- Piazza delle Erbe, Piazza Brolleto, and Piazza Sordello are three pretty squares in a line that form the heart of Mantua’s historic center.
- Palazzo Ducale, with more than 500 rooms was home to the wealthy Gonzaga family from 1328 through 1707.
- Also on Piazza Sordello is Mantua’s Cathedral, il duomo di San Pietro. Built on the site of an early Christian church, the current cathedral dates from the late 14th century. The exterior has Gothic and Baroque elements added later and several 16th – 17th century art works are inside. Its bell tower has 7 bells.
- On Piazza delle Erbe are the clock tower and the 11th century Rotonda of San Lorenzo,
- Next to Piazza delle Erbe is the small Piazza Andrea Mantegna where you’ll find the Basilica of Sant’Andrea that houses the tomb of Andrea Mantegna, a 15th century painter who spent many years in Mantua employed as a court artist. His most famous work is probably the Camera degli Sposi, or Wedding Chamber, frescoes in the Palazzo Ducale. A co-cathedral, the Basilica houses Sacred Vessels said to contain Christ’s blood. The relic is kept in the crypt and brought up in a vial on Ascension Day.
- Outside the historic center is another Gonzaga palace, Palazzo Te, set in a big park. Built as a pleasure palace in 1524, it also has stunning frescoes, including a room of erotic frescoes, and a beautiful courtyard. Part of the palace is an art museum.

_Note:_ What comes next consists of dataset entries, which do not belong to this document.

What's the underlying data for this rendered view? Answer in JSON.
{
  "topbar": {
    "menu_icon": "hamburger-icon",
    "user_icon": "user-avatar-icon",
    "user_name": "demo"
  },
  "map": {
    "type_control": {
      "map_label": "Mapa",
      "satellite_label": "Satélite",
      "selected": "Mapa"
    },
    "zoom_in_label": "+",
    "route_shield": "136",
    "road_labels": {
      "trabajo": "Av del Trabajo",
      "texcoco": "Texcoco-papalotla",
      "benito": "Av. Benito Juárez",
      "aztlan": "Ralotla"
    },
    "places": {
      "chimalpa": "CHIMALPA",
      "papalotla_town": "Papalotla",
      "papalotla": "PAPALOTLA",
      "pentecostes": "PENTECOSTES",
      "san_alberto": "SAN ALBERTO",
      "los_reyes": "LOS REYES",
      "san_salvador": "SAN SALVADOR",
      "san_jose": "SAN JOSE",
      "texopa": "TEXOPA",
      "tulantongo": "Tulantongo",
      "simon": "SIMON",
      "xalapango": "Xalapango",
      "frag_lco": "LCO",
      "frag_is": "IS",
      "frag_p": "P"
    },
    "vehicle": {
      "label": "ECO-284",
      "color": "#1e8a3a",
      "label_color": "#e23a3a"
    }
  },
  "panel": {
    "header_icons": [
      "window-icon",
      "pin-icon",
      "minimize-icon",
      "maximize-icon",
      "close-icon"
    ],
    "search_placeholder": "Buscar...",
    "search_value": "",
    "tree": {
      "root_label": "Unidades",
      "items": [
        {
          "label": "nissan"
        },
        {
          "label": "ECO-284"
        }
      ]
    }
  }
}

originally appeared on MarthasItaly.com by Martha Bakerjian